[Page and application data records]

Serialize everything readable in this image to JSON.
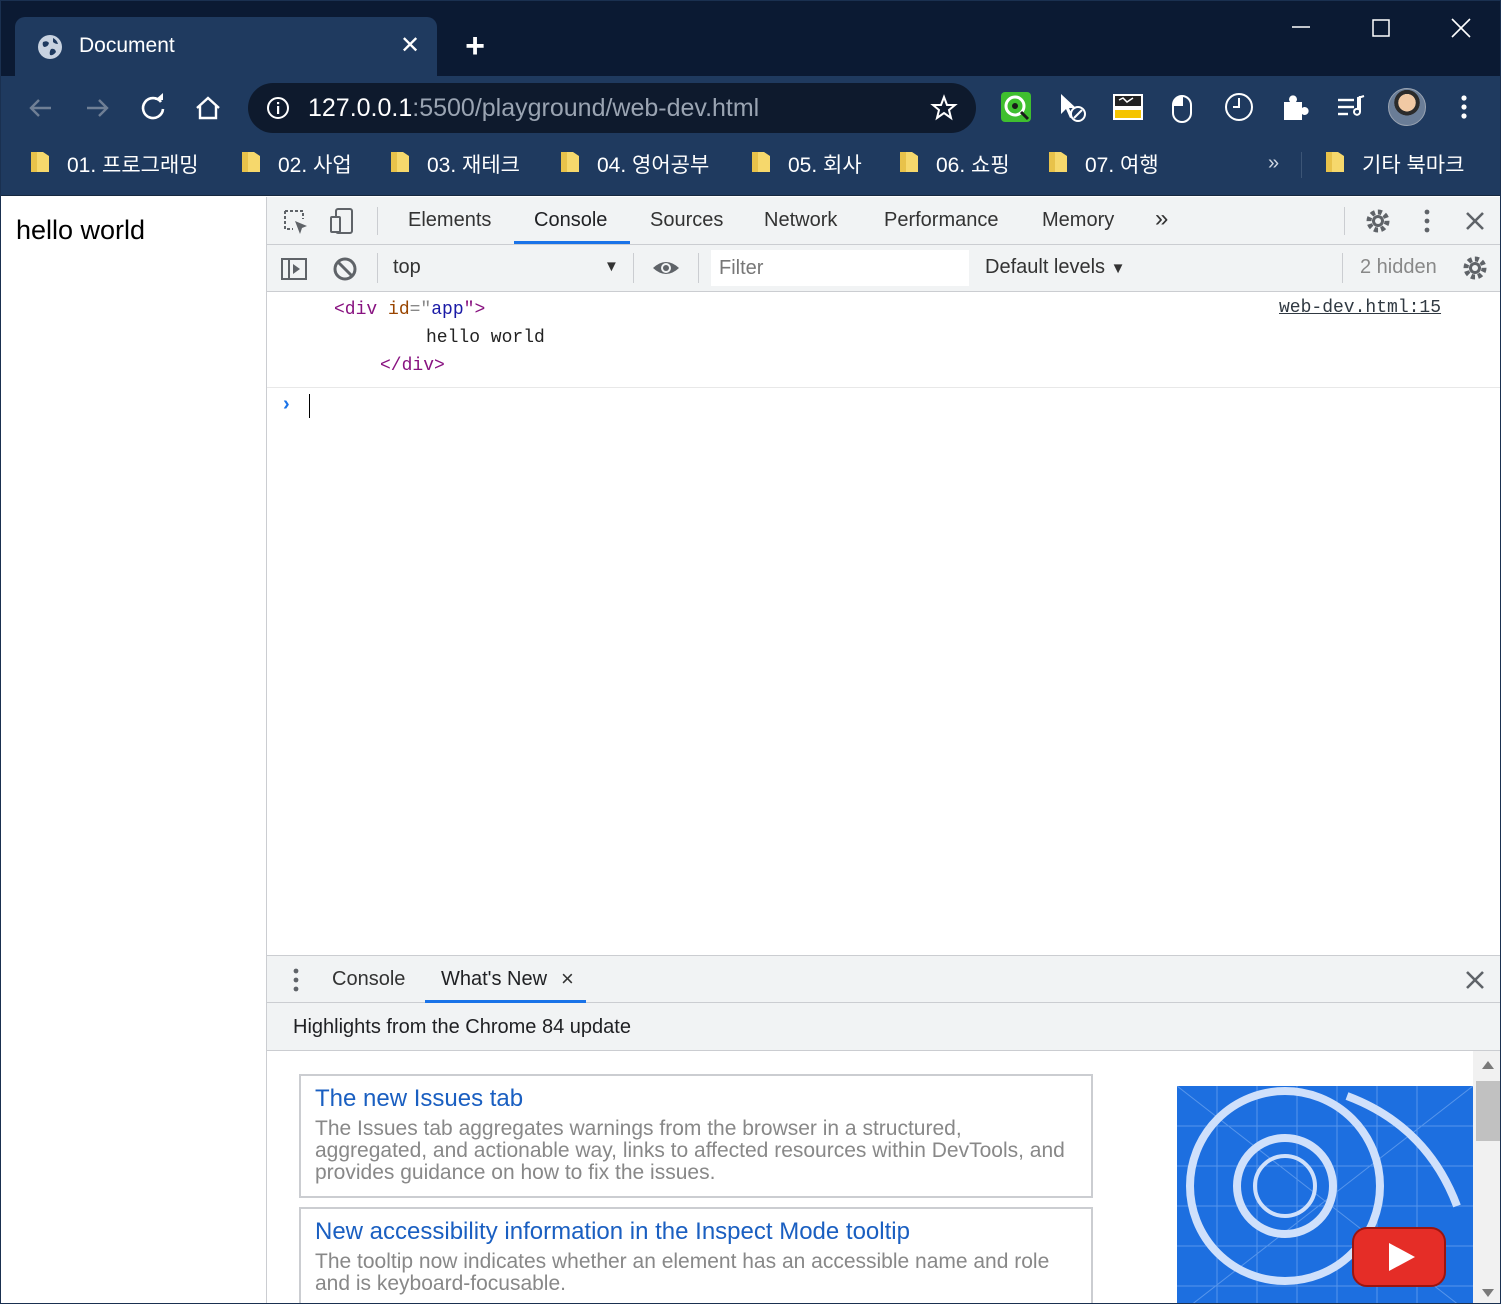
{
  "browser": {
    "tab_title": "Document",
    "url_host": "127.0.0.1",
    "url_rest": ":5500/playground/web-dev.html"
  },
  "bookmarks": [
    {
      "label": "01. 프로그래밍"
    },
    {
      "label": "02. 사업"
    },
    {
      "label": "03. 재테크"
    },
    {
      "label": "04. 영어공부"
    },
    {
      "label": "05. 회사"
    },
    {
      "label": "06. 쇼핑"
    },
    {
      "label": "07. 여행"
    }
  ],
  "bookmarks_more": "»",
  "bookmarks_other": "기타 북마크",
  "page": {
    "text": "hello world"
  },
  "devtools": {
    "tabs": [
      "Elements",
      "Console",
      "Sources",
      "Network",
      "Performance",
      "Memory"
    ],
    "overflow": "»",
    "context": "top",
    "filter_placeholder": "Filter",
    "levels": "Default levels",
    "hidden": "2 hidden",
    "message": {
      "line1_open": "<div ",
      "line1_attr": "id",
      "line1_eq": "=\"",
      "line1_val": "app",
      "line1_close": "\">",
      "line2": "hello world",
      "line3": "</div>",
      "source": "web-dev.html:15"
    },
    "prompt": "›"
  },
  "drawer": {
    "tabs": [
      "Console",
      "What's New"
    ],
    "close_tab": "×",
    "header": "Highlights from the Chrome 84 update",
    "cards": [
      {
        "title": "The new Issues tab",
        "body": "The Issues tab aggregates warnings from the browser in a structured, aggregated, and actionable way, links to affected resources within DevTools, and provides guidance on how to fix the issues."
      },
      {
        "title": "New accessibility information in the Inspect Mode tooltip",
        "body": "The tooltip now indicates whether an element has an accessible name and role and is keyboard-focusable."
      }
    ]
  },
  "colors": {
    "titlebar": "#0b1a33",
    "toolbar": "#1f3a5f",
    "accent": "#1a73e8",
    "link": "#1a5fc1"
  }
}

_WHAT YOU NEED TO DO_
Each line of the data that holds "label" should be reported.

_RESULT_
      "label": "01. 프로그래밍"
      "label": "02. 사업"
      "label": "03. 재테크"
      "label": "04. 영어공부"
      "label": "05. 회사"
      "label": "06. 쇼핑"
      "label": "07. 여행"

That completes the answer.